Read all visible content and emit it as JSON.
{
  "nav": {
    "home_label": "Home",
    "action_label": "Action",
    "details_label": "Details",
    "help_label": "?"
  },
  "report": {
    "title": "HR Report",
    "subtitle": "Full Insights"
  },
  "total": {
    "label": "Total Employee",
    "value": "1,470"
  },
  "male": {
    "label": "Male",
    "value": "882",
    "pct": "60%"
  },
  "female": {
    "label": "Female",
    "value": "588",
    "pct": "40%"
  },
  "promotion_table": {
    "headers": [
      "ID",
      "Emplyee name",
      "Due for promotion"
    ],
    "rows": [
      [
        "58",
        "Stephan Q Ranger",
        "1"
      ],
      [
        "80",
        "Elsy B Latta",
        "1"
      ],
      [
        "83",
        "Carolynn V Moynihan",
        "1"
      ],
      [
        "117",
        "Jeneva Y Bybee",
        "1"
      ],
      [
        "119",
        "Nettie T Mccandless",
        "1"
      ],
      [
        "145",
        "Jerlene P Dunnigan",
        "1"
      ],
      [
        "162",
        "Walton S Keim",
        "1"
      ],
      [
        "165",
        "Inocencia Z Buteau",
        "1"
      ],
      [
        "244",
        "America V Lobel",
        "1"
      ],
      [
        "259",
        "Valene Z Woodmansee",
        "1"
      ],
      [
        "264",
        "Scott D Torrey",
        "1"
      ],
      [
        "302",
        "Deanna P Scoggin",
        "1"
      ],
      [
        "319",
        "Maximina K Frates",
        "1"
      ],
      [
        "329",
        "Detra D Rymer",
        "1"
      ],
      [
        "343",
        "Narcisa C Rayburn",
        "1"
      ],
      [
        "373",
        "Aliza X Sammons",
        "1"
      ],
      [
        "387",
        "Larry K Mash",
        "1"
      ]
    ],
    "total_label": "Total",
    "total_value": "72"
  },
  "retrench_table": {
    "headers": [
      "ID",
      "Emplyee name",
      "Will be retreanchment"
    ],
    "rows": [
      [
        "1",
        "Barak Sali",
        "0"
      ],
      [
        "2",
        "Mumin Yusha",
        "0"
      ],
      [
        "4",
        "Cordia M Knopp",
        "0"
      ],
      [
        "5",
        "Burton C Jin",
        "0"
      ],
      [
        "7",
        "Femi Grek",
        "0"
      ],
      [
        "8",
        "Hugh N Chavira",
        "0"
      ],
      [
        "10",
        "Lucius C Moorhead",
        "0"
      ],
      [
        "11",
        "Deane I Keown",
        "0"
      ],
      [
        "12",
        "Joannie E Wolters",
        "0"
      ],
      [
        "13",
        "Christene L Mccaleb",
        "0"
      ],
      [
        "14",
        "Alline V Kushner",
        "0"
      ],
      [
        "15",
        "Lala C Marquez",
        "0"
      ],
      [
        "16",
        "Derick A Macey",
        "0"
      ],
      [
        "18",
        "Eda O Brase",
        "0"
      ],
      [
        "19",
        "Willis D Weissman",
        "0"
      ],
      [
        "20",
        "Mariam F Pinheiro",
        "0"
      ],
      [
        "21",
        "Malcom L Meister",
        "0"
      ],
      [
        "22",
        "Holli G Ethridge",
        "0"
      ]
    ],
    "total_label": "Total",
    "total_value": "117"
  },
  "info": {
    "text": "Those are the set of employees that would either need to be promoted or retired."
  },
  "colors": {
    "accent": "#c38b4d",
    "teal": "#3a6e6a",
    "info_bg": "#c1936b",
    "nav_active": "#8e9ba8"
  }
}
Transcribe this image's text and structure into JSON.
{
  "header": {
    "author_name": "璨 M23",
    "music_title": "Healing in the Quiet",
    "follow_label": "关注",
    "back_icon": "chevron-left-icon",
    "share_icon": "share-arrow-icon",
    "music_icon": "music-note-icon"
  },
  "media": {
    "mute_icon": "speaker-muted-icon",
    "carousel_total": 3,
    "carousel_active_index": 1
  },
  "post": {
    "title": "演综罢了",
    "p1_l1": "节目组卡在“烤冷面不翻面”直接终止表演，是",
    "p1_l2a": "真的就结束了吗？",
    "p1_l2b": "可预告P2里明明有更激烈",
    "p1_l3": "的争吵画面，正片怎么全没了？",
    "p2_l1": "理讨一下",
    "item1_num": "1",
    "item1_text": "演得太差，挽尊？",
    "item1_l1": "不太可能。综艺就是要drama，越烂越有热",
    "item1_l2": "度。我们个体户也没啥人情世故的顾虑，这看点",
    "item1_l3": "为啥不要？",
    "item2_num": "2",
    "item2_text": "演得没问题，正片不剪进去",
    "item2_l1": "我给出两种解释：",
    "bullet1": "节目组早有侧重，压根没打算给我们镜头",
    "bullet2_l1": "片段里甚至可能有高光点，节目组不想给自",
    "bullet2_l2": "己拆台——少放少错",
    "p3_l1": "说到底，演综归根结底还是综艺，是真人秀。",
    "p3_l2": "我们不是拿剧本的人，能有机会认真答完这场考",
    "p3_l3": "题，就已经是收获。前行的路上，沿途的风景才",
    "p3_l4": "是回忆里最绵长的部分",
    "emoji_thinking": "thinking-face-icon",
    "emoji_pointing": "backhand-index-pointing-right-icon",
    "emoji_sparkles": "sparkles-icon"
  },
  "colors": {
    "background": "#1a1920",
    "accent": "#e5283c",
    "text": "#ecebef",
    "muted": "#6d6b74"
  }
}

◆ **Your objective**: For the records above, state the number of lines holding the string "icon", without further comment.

◆ **Response**: 7